The exemplary computer system 2200 includes a processor 2202 (e.g., a central processing unit (CPU) a graphics processing unit (GPU) or both), a main memory 2204 and a static memory 2206, which communicate with each other via a bus 2208. The computer system 2200 may further include a video display unit 2210 (e.g., a liquid crystal display (LCD) or a cathode ray tube (CRT)). The computer system 2200 also includes an alphanumeric input device 2212 (e.g., a keyboard), a cursor control device 2214 (e.g., a mouse), a disk drive unit 2216, a signal generation device 2218 (e.g., a speaker) and a network interface device 2230.

The disk drive unit 2216 includes a machine-readable medium 2222 on which is stored one or more sets of instructions (e.g., software 2224) embodying any one or more of the methodologies or functions described herein. The software 2224 may also reside, completely or at least partially, within the main memory 2204 and/or within the processor 2202 during execution thereof by the computer system 2200, the main memory 2204 and the processor 2202 also constituting machine-readable media.

The software 2224 may further be transmitted or received over a network 2226 via the network interface device 2230.

While the machine-readable medium 2222 is shown in an exemplary embodiment to be a single medium, the term “machine-readable medium” should be taken to include a single medium or multiple media (e.g., a centralized or distributed database, and/or associated caches and servers) that store the one or more sets of instructions. The term “machine-readable medium” shall also be taken to include any medium that is capable of storing, encoding or carrying a set of instructions for execution by the machine and that cause the machine to perform any one or more of the methodologies of the present invention. The term “machine-readable medium” shall accordingly be taken to include, but not be limited to, solid-state memories, optical and magnetic media, and carrier wave signals.

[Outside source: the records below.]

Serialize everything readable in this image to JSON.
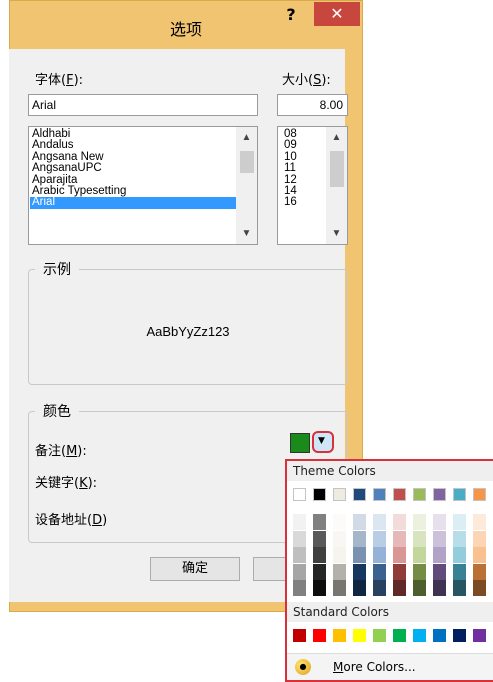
{
  "dialog": {
    "title": "选项",
    "help_label": "?",
    "close_label": "✕"
  },
  "font": {
    "label_prefix": "字体(",
    "label_key": "F",
    "label_suffix": "):",
    "value": "Arial",
    "items": [
      "Aldhabi",
      "Andalus",
      "Angsana New",
      "AngsanaUPC",
      "Aparajita",
      "Arabic Typesetting",
      "Arial"
    ],
    "selected_index": 6
  },
  "size": {
    "label_prefix": "大小(",
    "label_key": "S",
    "label_suffix": "):",
    "value": "8.00",
    "items": [
      "08",
      "09",
      "10",
      "11",
      "12",
      "14",
      "16"
    ]
  },
  "sample": {
    "legend": "示例",
    "text": "AaBbYyZz123"
  },
  "color": {
    "legend": "颜色",
    "note_prefix": "备注(",
    "note_key": "M",
    "note_suffix": "):",
    "keyword_prefix": "关键字(",
    "keyword_key": "K",
    "keyword_suffix": "):",
    "address_prefix": "设备地址(",
    "address_key": "D",
    "address_suffix": ")",
    "note_color": "#1a8a1a"
  },
  "buttons": {
    "ok": "确定",
    "cancel": "取"
  },
  "popup": {
    "theme_title": "Theme Colors",
    "standard_title": "Standard Colors",
    "more_colors_key": "M",
    "more_colors_rest": "ore Colors...",
    "theme_top": [
      "#ffffff",
      "#000000",
      "#eeece1",
      "#1f497d",
      "#4f81bd",
      "#c0504d",
      "#9bbb59",
      "#8064a2",
      "#4bacc6",
      "#f79646"
    ],
    "standard": [
      "#c00000",
      "#ff0000",
      "#ffc000",
      "#ffff00",
      "#92d050",
      "#00b050",
      "#00b0f0",
      "#0070c0",
      "#002060",
      "#7030a0"
    ]
  }
}
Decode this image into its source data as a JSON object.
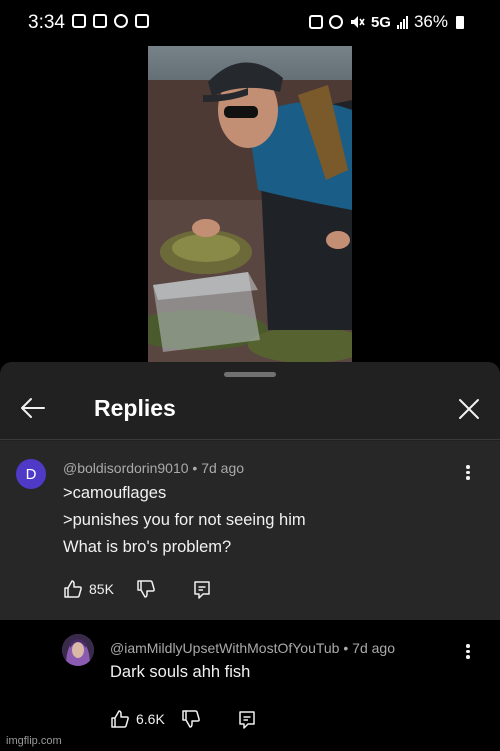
{
  "status_bar": {
    "time": "3:34",
    "network": "5G",
    "battery": "36%"
  },
  "sheet": {
    "title": "Replies"
  },
  "comment": {
    "avatar_letter": "D",
    "author": "@boldisordorin9010",
    "age": "7d ago",
    "lines": [
      ">camouflages",
      ">punishes you for not seeing him",
      "What is bro's problem?"
    ],
    "likes": "85K"
  },
  "reply": {
    "author": "@iamMildlyUpsetWithMostOfYouTub",
    "age": "7d ago",
    "text": "Dark souls ahh fish",
    "likes": "6.6K"
  },
  "watermark": "imgflip.com",
  "colors": {
    "sheet_bg": "#212121",
    "comment_bg": "#272727",
    "avatar": "#4f3ac7",
    "text": "#f1f1f1",
    "meta": "#aaaaaa"
  }
}
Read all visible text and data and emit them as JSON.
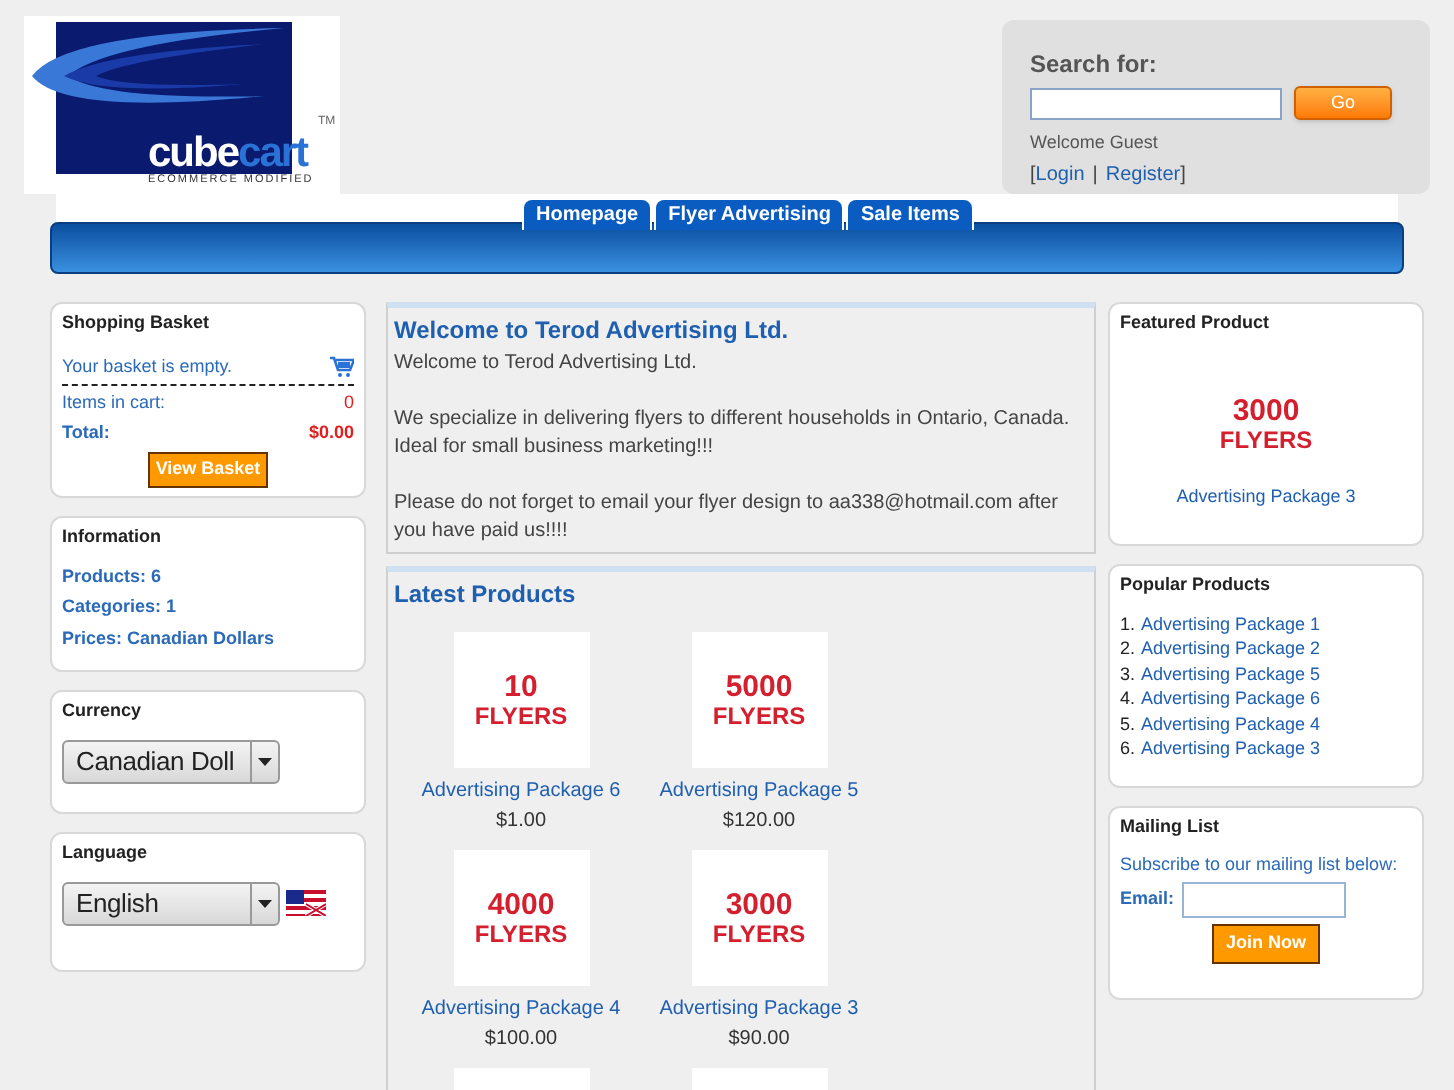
{
  "logo": {
    "word_1": "cube",
    "word_2": "cart",
    "trademark": "TM",
    "tagline": "ECOMMERCE MODIFIED"
  },
  "search": {
    "label": "Search for:",
    "button": "Go",
    "welcome": "Welcome Guest",
    "open_bracket": "[",
    "links": [
      "Login",
      "Register"
    ],
    "separator": "|",
    "close_bracket": "]"
  },
  "nav_tabs": [
    {
      "label": "Homepage"
    },
    {
      "label": "Flyer Advertising"
    },
    {
      "label": "Sale Items"
    }
  ],
  "left": {
    "basket": {
      "title": "Shopping Basket",
      "empty": "Your basket is empty.",
      "items_label": "Items in cart:",
      "items": "0",
      "total_label": "Total:",
      "total": "$0.00",
      "button": "View Basket"
    },
    "information": {
      "title": "Information",
      "lines": [
        "Products: 6",
        "Categories: 1",
        "Prices: Canadian Dollars"
      ]
    },
    "currency": {
      "title": "Currency",
      "value": "Canadian Doll"
    },
    "language": {
      "title": "Language",
      "value": "English"
    }
  },
  "welcome": {
    "title": "Welcome to Terod Advertising Ltd.",
    "paragraphs": [
      "Welcome to Terod Advertising Ltd.",
      "We specialize in delivering flyers to different households in Ontario, Canada. Ideal for small business marketing!!!",
      "Please do not forget to email your flyer design to aa338@hotmail.com after you have paid us!!!!"
    ]
  },
  "latest": {
    "title": "Latest Products",
    "products": [
      {
        "kind": "full",
        "image_lines": [
          "10",
          "FLYERS"
        ],
        "name": "Advertising Package 6",
        "price": "$1.00"
      },
      {
        "kind": "full",
        "image_lines": [
          "5000",
          "FLYERS"
        ],
        "name": "Advertising Package 5",
        "price": "$120.00"
      },
      {
        "kind": "full",
        "image_lines": [
          "4000",
          "FLYERS"
        ],
        "name": "Advertising Package 4",
        "price": "$100.00"
      },
      {
        "kind": "full",
        "image_lines": [
          "3000",
          "FLYERS"
        ],
        "name": "Advertising Package 3",
        "price": "$90.00"
      },
      {
        "kind": "cut"
      },
      {
        "kind": "cut"
      }
    ]
  },
  "right": {
    "featured": {
      "title": "Featured Product",
      "image_lines": [
        "3000",
        "FLYERS"
      ],
      "name": "Advertising Package 3"
    },
    "popular": {
      "title": "Popular Products",
      "items": [
        {
          "number": "1.",
          "name": "Advertising Package 1"
        },
        {
          "number": "2.",
          "name": "Advertising Package 2"
        },
        {
          "number": "3.",
          "name": "Advertising Package 5"
        },
        {
          "number": "4.",
          "name": "Advertising Package 6"
        },
        {
          "number": "5.",
          "name": "Advertising Package 4"
        },
        {
          "number": "6.",
          "name": "Advertising Package 3"
        }
      ]
    },
    "mailing": {
      "title": "Mailing List",
      "text": "Subscribe to our mailing list below:",
      "email_label": "Email:",
      "button": "Join Now"
    }
  }
}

The embodiments described herein may be implemented in an operating environment comprising software installed on a computer, in hardware, or in a combination of software and hardware.

Although the present invention has been described with reference to specific example embodiments, it will be evident that various modifications and changes may be made to these embodiments without departing from the broader spirit and scope of the invention. Accordingly, the specification and drawings are to be regarded in an illustrative rather than a restrictive sense.

The Abstract of the Disclosure is provided to comply with 37 C.F.R. § 1.72(b), requiring an abstract that will allow the reader to quickly ascertain the nature of the technical disclosure. It is submitted with the understanding that it will not be used to interpret or limit the scope or meaning of the claims. In addition, in the foregoing Detailed Description, it can be seen that various features are grouped together in a single embodiment for the purpose of streamlining the disclosure. This method of disclosure is not to be interpreted as reflecting an intention that the claimed embodiments require more features than are expressly recited in each claim. Rather, as the following claims reflect, inventive subject matter lies in less than all features of a single disclosed embodiment. Thus the following claims are hereby incorporated into the Detailed Description, with each claim standing on its own as a separate embodiment.